## DESCRIPTION OF THE TASK
Produce one exact copy of the records, no pictures.

***** MATERIAL SUPPLIED *****

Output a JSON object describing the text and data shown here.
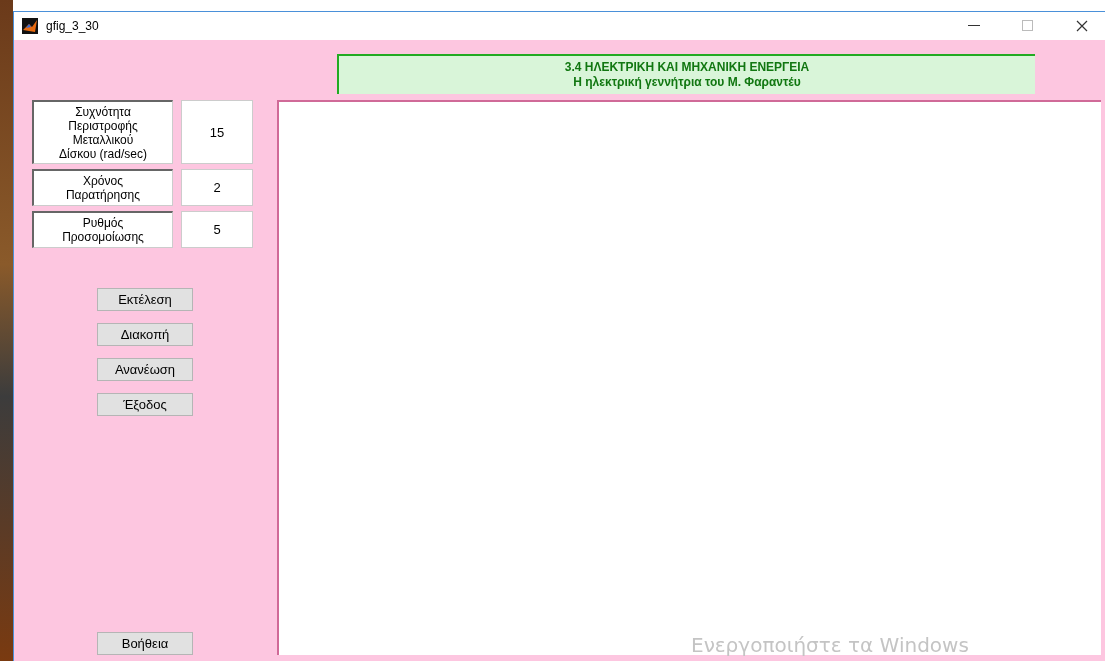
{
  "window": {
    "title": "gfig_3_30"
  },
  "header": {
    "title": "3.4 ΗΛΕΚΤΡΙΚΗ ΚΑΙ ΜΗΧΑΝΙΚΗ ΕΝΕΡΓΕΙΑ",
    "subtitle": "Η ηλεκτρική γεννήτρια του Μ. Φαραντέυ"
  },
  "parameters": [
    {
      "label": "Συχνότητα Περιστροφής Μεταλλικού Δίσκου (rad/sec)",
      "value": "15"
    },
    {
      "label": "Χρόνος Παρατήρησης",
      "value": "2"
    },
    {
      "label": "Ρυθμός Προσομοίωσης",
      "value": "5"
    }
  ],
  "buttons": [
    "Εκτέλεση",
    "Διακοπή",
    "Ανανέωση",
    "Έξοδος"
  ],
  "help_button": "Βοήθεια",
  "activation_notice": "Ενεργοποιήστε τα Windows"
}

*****

## SOLUTION
Output a JSON object describing the text and data shown here.
{
  "window": {
    "title": "gfig_3_30"
  },
  "header": {
    "title": "3.4 ΗΛΕΚΤΡΙΚΗ ΚΑΙ ΜΗΧΑΝΙΚΗ ΕΝΕΡΓΕΙΑ",
    "subtitle": "Η ηλεκτρική γεννήτρια του Μ. Φαραντέυ"
  },
  "parameters": [
    {
      "label": "Συχνότητα Περιστροφής Μεταλλικού Δίσκου (rad/sec)",
      "value": "15"
    },
    {
      "label": "Χρόνος Παρατήρησης",
      "value": "2"
    },
    {
      "label": "Ρυθμός Προσομοίωσης",
      "value": "5"
    }
  ],
  "buttons": [
    "Εκτέλεση",
    "Διακοπή",
    "Ανανέωση",
    "Έξοδος"
  ],
  "help_button": "Βοήθεια",
  "activation_notice": "Ενεργοποιήστε τα Windows"
}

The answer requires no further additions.